Go through the entries below and say how many lines hold the word "river". Nothing else is needed.

• **Working data**
[Start of Attachment]

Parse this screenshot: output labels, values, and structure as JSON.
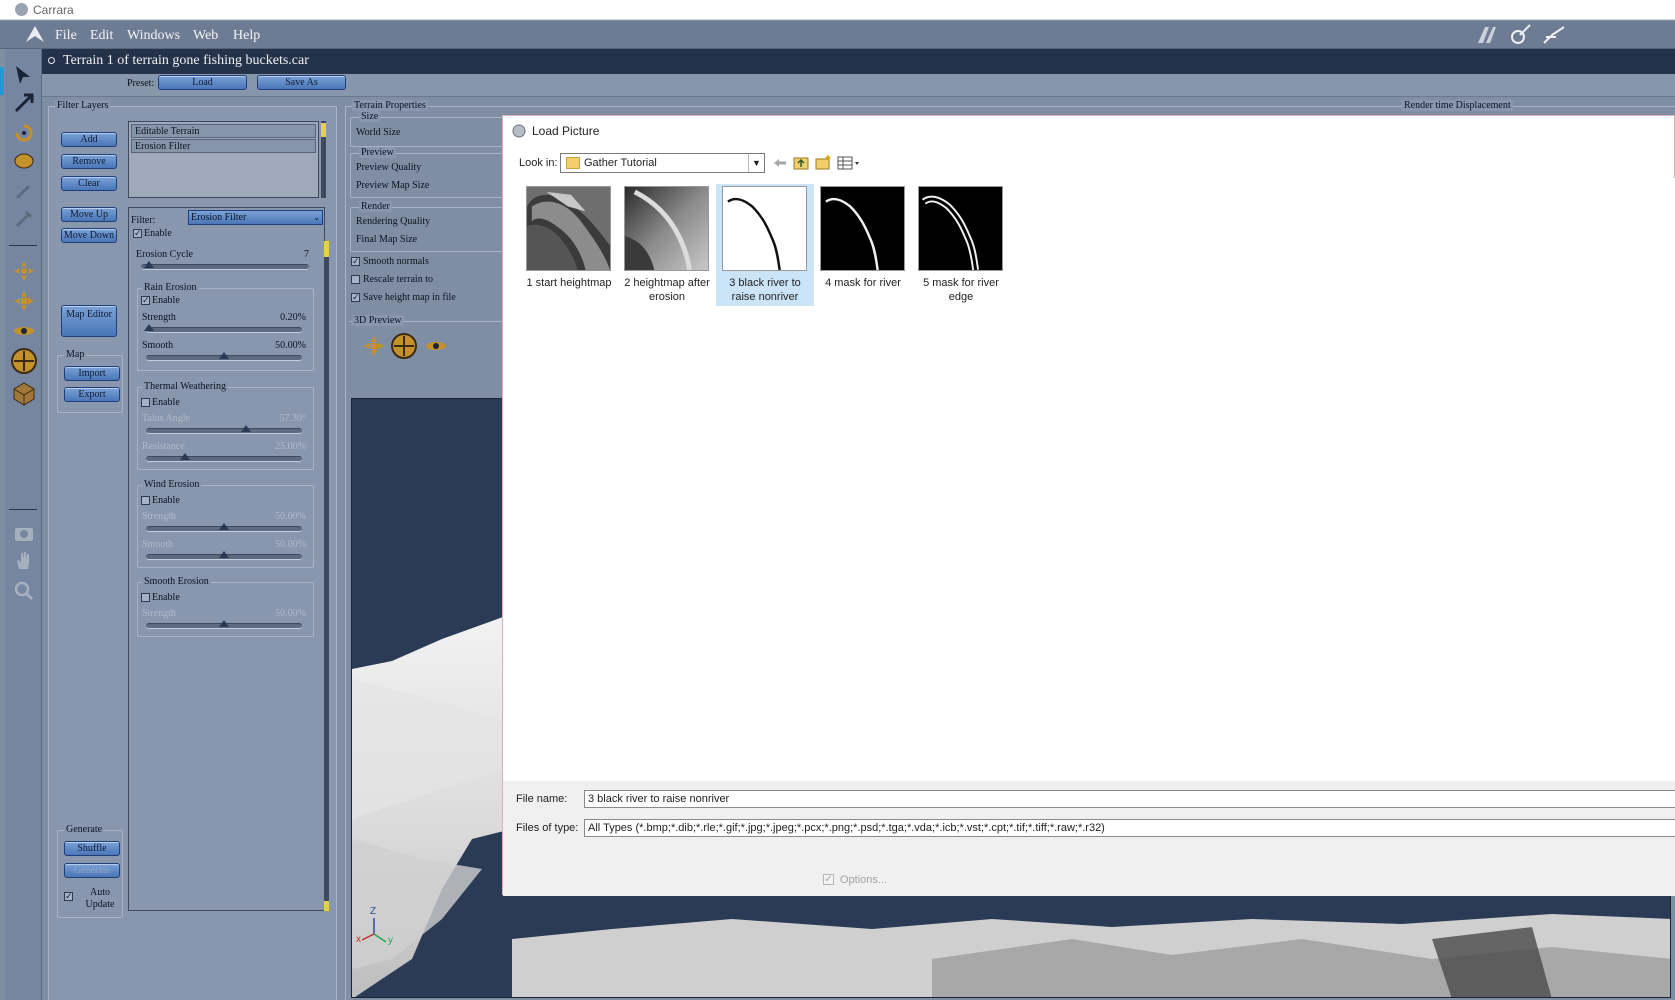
{
  "os_title": "Carrara",
  "menu": [
    "File",
    "Edit",
    "Windows",
    "Web",
    "Help"
  ],
  "document_title": "Terrain 1 of terrain gone fishing buckets.car",
  "preset": {
    "label": "Preset:",
    "load": "Load",
    "save_as": "Save As"
  },
  "filter_layers": {
    "title": "Filter Layers",
    "buttons": [
      "Add",
      "Remove",
      "Clear",
      "Move Up",
      "Move Down",
      "Map Editor"
    ],
    "layers": [
      "Editable Terrain",
      "Erosion Filter"
    ],
    "map_group": "Map",
    "import": "Import",
    "export": "Export",
    "generate_group": "Generate",
    "shuffle": "Shuffle",
    "generate": "Generate",
    "auto_update": "Auto Update"
  },
  "filter": {
    "label": "Filter:",
    "selected": "Erosion Filter",
    "enable": "Enable",
    "erosion_cycle": {
      "label": "Erosion Cycle",
      "value": "7",
      "fraction": 0.05
    },
    "rain": {
      "title": "Rain Erosion",
      "enable": "Enable",
      "enabled": true,
      "strength": {
        "label": "Strength",
        "value": "0.20%",
        "fraction": 0.02
      },
      "smooth": {
        "label": "Smooth",
        "value": "50.00%",
        "fraction": 0.5
      }
    },
    "thermal": {
      "title": "Thermal Weathering",
      "enable": "Enable",
      "enabled": false,
      "talus": {
        "label": "Talus Angle",
        "value": "57.30°",
        "fraction": 0.64
      },
      "resistance": {
        "label": "Resistance",
        "value": "25.00%",
        "fraction": 0.25
      }
    },
    "wind": {
      "title": "Wind Erosion",
      "enable": "Enable",
      "enabled": false,
      "strength": {
        "label": "Strength",
        "value": "50.00%",
        "fraction": 0.5
      },
      "smooth": {
        "label": "Smooth",
        "value": "50.00%",
        "fraction": 0.5
      }
    },
    "smooth_erosion": {
      "title": "Smooth Erosion",
      "enable": "Enable",
      "enabled": false,
      "strength": {
        "label": "Strength",
        "value": "50.00%",
        "fraction": 0.5
      }
    }
  },
  "terrain_properties": {
    "title": "Terrain Properties",
    "size_group": "Size",
    "world_size": "World Size",
    "preview_group": "Preview",
    "preview_quality": "Preview Quality",
    "preview_map_size": "Preview Map Size",
    "render_group": "Render",
    "rendering_quality": "Rendering Quality",
    "final_map_size": "Final Map Size",
    "smooth_normals": "Smooth normals",
    "rescale_terrain": "Rescale terrain to",
    "save_height_map": "Save height map in file",
    "preview_3d": "3D Preview",
    "render_time_displacement": "Render time Displacement"
  },
  "axes": {
    "z": "Z",
    "x": "x",
    "y": "y"
  },
  "dialog": {
    "title": "Load Picture",
    "look_in_label": "Look in:",
    "look_in_value": "Gather Tutorial",
    "files": [
      {
        "name": "1 start heightmap",
        "icon": "heightmap-thumbnail"
      },
      {
        "name": "2 heightmap after erosion",
        "icon": "eroded-heightmap-thumbnail"
      },
      {
        "name": "3 black river to raise nonriver",
        "icon": "black-river-thumbnail"
      },
      {
        "name": "4 mask for river",
        "icon": "river-mask-thumbnail"
      },
      {
        "name": "5 mask for river edge",
        "icon": "river-edge-mask-thumbnail"
      }
    ],
    "selected_index": 2,
    "file_name_label": "File name:",
    "file_name_value": "3 black river to raise nonriver",
    "files_of_type_label": "Files of type:",
    "files_of_type_value": "All Types (*.bmp;*.dib;*.rle;*.gif;*.jpg;*.jpeg;*.pcx;*.png;*.psd;*.tga;*.vda;*.icb;*.vst;*.cpt;*.tif;*.tiff;*.raw;*.r32)",
    "options": "Options..."
  }
}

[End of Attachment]

• **Solution for this task**
7